Extracted records:
--

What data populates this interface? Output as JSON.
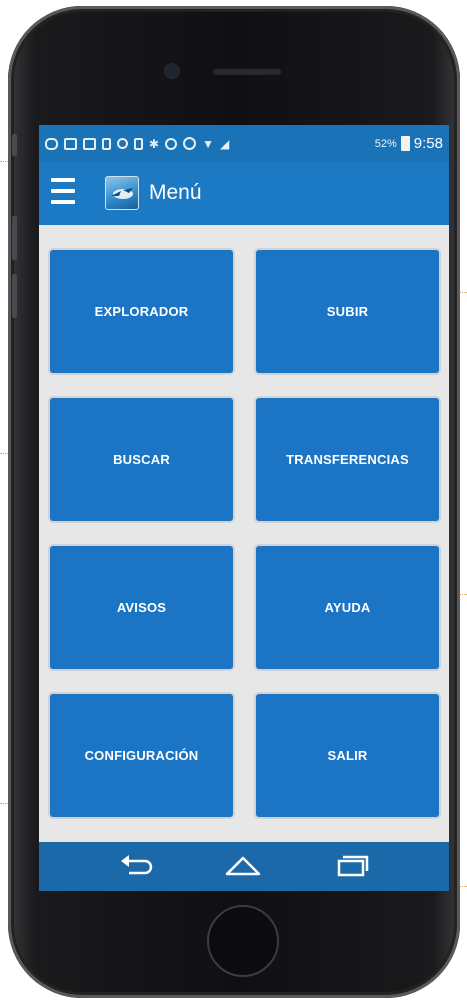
{
  "statusbar": {
    "battery_percent": "52%",
    "clock": "9:58"
  },
  "appbar": {
    "title": "Menú"
  },
  "menu": {
    "items": [
      {
        "label": "EXPLORADOR"
      },
      {
        "label": "SUBIR"
      },
      {
        "label": "BUSCAR"
      },
      {
        "label": "TRANSFERENCIAS"
      },
      {
        "label": "AVISOS"
      },
      {
        "label": "AYUDA"
      },
      {
        "label": "CONFIGURACIÓN"
      },
      {
        "label": "SALIR"
      }
    ]
  },
  "navbar": {
    "icons": [
      "back-icon",
      "home-icon",
      "recents-icon"
    ]
  },
  "colors": {
    "statusbar": "#1b73b7",
    "appbar": "#1c79c4",
    "tile": "#1b75c4",
    "navbar": "#1b69a9",
    "background": "#e7e7e7"
  }
}
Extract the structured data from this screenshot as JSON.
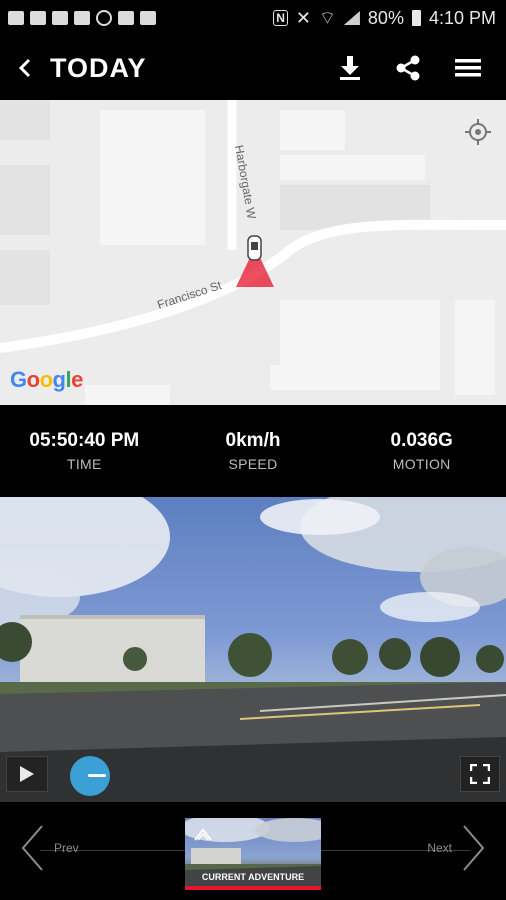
{
  "status_bar": {
    "battery_percent": "80%",
    "time": "4:10 PM"
  },
  "header": {
    "title": "TODAY",
    "icons": [
      "back-chevron-icon",
      "download-icon",
      "share-icon",
      "menu-icon"
    ]
  },
  "map": {
    "attribution": "Google",
    "streets": [
      "Harborgate W",
      "Francisco St"
    ],
    "colors": {
      "road": "#ffffff",
      "background": "#ececec",
      "car_marker": "#e5162b"
    }
  },
  "stats": [
    {
      "value": "05:50:40 PM",
      "label": "TIME"
    },
    {
      "value": "0km/h",
      "label": "SPEED"
    },
    {
      "value": "0.036G",
      "label": "MOTION"
    }
  ],
  "video": {
    "progress_fraction": 0.04,
    "controls": [
      "play-icon",
      "fullscreen-icon"
    ],
    "scrub_color": "#3aa0d6"
  },
  "bottom_nav": {
    "prev_label": "Prev",
    "next_label": "Next",
    "current_label": "CURRENT ADVENTURE",
    "accent": "#e5162b"
  }
}
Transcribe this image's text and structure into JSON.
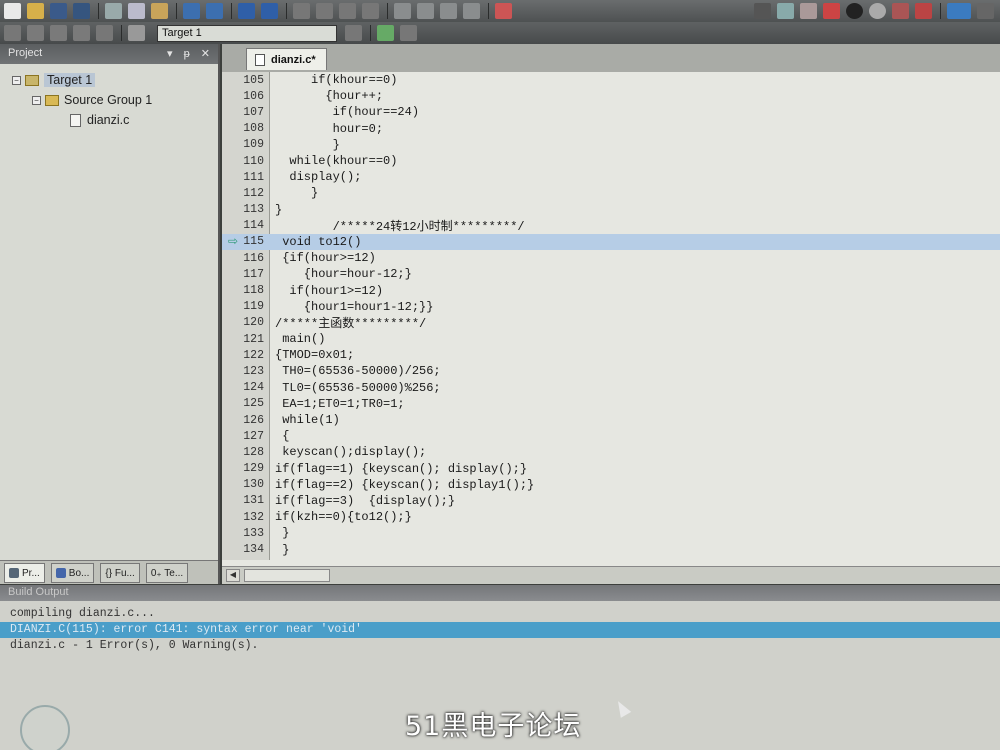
{
  "toolbar": {
    "target_value": "Target 1"
  },
  "project": {
    "title": "Project",
    "header_icons": [
      "▾",
      "ᵽ",
      "✕"
    ],
    "tree": {
      "target": "Target 1",
      "group": "Source Group 1",
      "file": "dianzi.c"
    },
    "tabs": [
      "Pr...",
      "Bo...",
      "{} Fu...",
      "0₊ Te..."
    ]
  },
  "editor": {
    "tab_label": "dianzi.c*",
    "current_line": 115,
    "lines": [
      {
        "n": "105",
        "t": "     if(khour==0)"
      },
      {
        "n": "106",
        "t": "       {hour++;"
      },
      {
        "n": "107",
        "t": "        if(hour==24)"
      },
      {
        "n": "108",
        "t": "        hour=0;"
      },
      {
        "n": "109",
        "t": "        }"
      },
      {
        "n": "110",
        "t": "  while(khour==0)"
      },
      {
        "n": "111",
        "t": "  display();"
      },
      {
        "n": "112",
        "t": "     }"
      },
      {
        "n": "113",
        "t": "}"
      },
      {
        "n": "114",
        "t": "        /*****24转12小时制*********/"
      },
      {
        "n": "115",
        "t": " void to12()"
      },
      {
        "n": "116",
        "t": " {if(hour>=12)"
      },
      {
        "n": "117",
        "t": "    {hour=hour-12;}"
      },
      {
        "n": "118",
        "t": "  if(hour1>=12)"
      },
      {
        "n": "119",
        "t": "    {hour1=hour1-12;}}"
      },
      {
        "n": "120",
        "t": "/*****主函数*********/"
      },
      {
        "n": "121",
        "t": " main()"
      },
      {
        "n": "122",
        "t": "{TMOD=0x01;"
      },
      {
        "n": "123",
        "t": " TH0=(65536-50000)/256;"
      },
      {
        "n": "124",
        "t": " TL0=(65536-50000)%256;"
      },
      {
        "n": "125",
        "t": " EA=1;ET0=1;TR0=1;"
      },
      {
        "n": "126",
        "t": " while(1)"
      },
      {
        "n": "127",
        "t": " {"
      },
      {
        "n": "128",
        "t": " keyscan();display();"
      },
      {
        "n": "129",
        "t": "if(flag==1) {keyscan(); display();}"
      },
      {
        "n": "130",
        "t": "if(flag==2) {keyscan(); display1();}"
      },
      {
        "n": "131",
        "t": "if(flag==3)  {display();}"
      },
      {
        "n": "132",
        "t": "if(kzh==0){to12();}"
      },
      {
        "n": "133",
        "t": " }"
      },
      {
        "n": "134",
        "t": " }"
      }
    ]
  },
  "build": {
    "title": "Build Output",
    "lines": [
      "compiling dianzi.c...",
      "DIANZI.C(115): error C141: syntax error near 'void'",
      "dianzi.c - 1 Error(s), 0 Warning(s)."
    ],
    "error_line_index": 1
  },
  "watermark": "51黑电子论坛",
  "colors": {
    "current_line": "#b6cde6",
    "error_highlight": "#4a9ec9",
    "exec_arrow": "#2f9a78"
  }
}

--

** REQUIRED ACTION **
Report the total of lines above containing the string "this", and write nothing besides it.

** RESPONSE AREA **
3